=== TASK INSTRUCTIONS ===
Copy out, from the data, each line containing the string "National".

=== RECORDS SHOWN ===
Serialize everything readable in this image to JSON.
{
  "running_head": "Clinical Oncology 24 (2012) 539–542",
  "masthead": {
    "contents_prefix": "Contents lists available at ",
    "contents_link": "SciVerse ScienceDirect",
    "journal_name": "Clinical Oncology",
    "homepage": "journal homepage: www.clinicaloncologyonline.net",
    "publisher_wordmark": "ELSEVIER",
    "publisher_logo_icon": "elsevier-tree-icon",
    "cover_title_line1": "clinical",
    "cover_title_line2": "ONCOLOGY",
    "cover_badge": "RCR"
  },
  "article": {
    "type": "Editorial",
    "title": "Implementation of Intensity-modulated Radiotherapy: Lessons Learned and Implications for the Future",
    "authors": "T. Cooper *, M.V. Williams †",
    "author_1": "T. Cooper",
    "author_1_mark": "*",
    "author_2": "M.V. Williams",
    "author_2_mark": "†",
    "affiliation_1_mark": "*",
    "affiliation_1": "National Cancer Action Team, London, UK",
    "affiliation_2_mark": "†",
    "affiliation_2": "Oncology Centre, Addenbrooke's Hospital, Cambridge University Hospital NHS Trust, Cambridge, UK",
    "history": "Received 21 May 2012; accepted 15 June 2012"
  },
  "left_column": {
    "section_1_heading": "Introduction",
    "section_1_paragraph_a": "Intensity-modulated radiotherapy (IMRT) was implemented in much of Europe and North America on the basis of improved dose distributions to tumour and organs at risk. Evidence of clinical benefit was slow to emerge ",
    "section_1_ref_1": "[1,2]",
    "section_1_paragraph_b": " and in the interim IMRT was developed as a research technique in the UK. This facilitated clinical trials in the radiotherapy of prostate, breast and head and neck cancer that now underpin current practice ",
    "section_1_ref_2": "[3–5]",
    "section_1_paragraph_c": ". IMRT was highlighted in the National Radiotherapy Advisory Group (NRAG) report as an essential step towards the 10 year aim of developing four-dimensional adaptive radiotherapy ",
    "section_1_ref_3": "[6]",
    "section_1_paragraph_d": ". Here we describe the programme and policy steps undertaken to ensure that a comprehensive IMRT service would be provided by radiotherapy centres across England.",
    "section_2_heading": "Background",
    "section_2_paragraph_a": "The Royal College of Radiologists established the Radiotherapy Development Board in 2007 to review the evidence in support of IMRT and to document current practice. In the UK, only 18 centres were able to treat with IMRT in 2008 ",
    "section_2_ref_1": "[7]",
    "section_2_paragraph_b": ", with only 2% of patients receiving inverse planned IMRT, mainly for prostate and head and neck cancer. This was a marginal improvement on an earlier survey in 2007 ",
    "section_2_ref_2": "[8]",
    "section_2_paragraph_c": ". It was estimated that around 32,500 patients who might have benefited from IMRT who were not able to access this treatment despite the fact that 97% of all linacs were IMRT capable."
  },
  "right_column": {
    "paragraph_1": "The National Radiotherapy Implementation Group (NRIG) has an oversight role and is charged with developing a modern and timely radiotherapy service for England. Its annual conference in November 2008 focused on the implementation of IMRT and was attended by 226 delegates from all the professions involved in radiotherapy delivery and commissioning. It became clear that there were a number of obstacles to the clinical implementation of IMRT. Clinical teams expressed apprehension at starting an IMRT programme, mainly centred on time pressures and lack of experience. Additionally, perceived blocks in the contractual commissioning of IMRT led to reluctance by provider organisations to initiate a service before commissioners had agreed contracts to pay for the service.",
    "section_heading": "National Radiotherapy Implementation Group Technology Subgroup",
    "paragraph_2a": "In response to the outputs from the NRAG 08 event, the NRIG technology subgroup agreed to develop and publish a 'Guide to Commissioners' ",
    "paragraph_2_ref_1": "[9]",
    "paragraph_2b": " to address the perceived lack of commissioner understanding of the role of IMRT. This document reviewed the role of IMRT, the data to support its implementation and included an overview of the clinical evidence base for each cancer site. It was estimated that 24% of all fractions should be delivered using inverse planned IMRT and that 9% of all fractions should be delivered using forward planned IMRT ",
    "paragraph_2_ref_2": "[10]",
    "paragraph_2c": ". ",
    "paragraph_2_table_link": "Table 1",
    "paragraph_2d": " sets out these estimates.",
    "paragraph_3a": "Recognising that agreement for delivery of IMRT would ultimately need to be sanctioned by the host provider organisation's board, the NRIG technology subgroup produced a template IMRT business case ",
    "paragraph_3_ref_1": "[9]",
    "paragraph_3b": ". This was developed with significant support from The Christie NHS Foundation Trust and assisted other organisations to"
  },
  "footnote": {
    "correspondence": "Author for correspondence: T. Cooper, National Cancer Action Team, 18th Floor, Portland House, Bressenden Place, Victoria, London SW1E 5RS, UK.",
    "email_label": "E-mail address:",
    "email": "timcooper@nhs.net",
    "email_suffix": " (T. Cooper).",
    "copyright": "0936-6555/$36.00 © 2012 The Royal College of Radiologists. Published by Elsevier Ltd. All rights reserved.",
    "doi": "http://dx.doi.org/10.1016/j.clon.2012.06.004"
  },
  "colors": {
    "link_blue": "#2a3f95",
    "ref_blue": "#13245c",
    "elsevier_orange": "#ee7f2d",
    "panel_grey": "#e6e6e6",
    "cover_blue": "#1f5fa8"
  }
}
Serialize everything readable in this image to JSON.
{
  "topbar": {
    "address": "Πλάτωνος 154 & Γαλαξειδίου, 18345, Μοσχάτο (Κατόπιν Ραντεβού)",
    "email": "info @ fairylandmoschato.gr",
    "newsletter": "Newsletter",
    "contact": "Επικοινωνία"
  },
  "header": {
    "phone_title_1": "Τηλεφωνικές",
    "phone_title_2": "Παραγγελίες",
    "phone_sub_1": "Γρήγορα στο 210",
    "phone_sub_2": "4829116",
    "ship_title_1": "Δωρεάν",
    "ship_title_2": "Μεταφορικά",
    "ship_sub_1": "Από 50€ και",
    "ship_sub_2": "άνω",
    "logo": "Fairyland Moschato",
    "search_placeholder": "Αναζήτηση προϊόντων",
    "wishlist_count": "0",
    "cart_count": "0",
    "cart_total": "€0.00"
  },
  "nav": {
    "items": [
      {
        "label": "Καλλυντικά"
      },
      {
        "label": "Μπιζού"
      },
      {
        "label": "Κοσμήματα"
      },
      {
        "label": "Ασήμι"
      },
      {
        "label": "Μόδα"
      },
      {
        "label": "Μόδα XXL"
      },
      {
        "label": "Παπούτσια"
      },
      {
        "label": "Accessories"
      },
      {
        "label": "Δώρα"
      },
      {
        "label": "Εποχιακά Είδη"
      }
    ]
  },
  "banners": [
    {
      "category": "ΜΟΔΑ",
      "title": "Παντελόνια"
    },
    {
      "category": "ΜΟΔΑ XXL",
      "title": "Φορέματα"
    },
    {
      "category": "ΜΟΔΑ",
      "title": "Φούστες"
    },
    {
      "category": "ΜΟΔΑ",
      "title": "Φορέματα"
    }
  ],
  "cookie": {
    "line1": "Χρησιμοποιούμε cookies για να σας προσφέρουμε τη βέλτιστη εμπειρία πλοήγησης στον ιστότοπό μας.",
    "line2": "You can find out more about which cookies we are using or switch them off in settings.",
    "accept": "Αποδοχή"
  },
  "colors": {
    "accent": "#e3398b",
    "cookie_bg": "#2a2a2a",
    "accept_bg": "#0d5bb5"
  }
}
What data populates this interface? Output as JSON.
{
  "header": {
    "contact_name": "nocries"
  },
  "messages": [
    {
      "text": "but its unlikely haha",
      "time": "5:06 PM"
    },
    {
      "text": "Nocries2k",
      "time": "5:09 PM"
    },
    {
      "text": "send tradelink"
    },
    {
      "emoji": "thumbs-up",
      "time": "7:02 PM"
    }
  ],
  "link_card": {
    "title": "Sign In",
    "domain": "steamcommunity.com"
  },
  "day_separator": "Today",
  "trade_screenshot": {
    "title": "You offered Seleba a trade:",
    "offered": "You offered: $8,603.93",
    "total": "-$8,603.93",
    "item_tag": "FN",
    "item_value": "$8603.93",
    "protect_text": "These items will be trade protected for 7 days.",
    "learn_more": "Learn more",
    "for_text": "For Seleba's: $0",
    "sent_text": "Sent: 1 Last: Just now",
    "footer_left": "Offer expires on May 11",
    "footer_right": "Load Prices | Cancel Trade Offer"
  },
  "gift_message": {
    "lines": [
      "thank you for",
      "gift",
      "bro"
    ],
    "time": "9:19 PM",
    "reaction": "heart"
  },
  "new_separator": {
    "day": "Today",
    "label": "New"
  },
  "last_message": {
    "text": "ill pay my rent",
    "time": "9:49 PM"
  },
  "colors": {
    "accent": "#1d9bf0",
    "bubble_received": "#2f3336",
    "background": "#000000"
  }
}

=== PROBLEM SOLUTION ===
    "affiliation_1": "National Cancer Action Team, London, UK",
    "section_1_paragraph_c": ". IMRT was highlighted in the National Radiotherapy Advisory Group (NRAG) report as an essential step towards the 10 year aim of developing four-dimensional adaptive radiotherapy ",
    "paragraph_1": "The National Radiotherapy Implementation Group (NRIG) has an oversight role and is charged with developing a modern and timely radiotherapy service for England. Its annual conference in November 2008 focused on the implementation of IMRT and was attended by 226 delegates from all the professions involved in radiotherapy delivery and commissioning. It became clear that there were a number of obstacles to the clinical implementation of IMRT. Clinical teams expressed apprehension at starting an IMRT programme, mainly centred on time pressures and lack of experience. Additionally, perceived blocks in the contractual commissioning of IMRT led to reluctance by provider organisations to initiate a service before commissioners had agreed contracts to pay for the service.",
    "section_heading": "National Radiotherapy Implementation Group Technology Subgroup",
    "correspondence": "Author for correspondence: T. Cooper, National Cancer Action Team, 18th Floor, Portland House, Bressenden Place, Victoria, London SW1E 5RS, UK.",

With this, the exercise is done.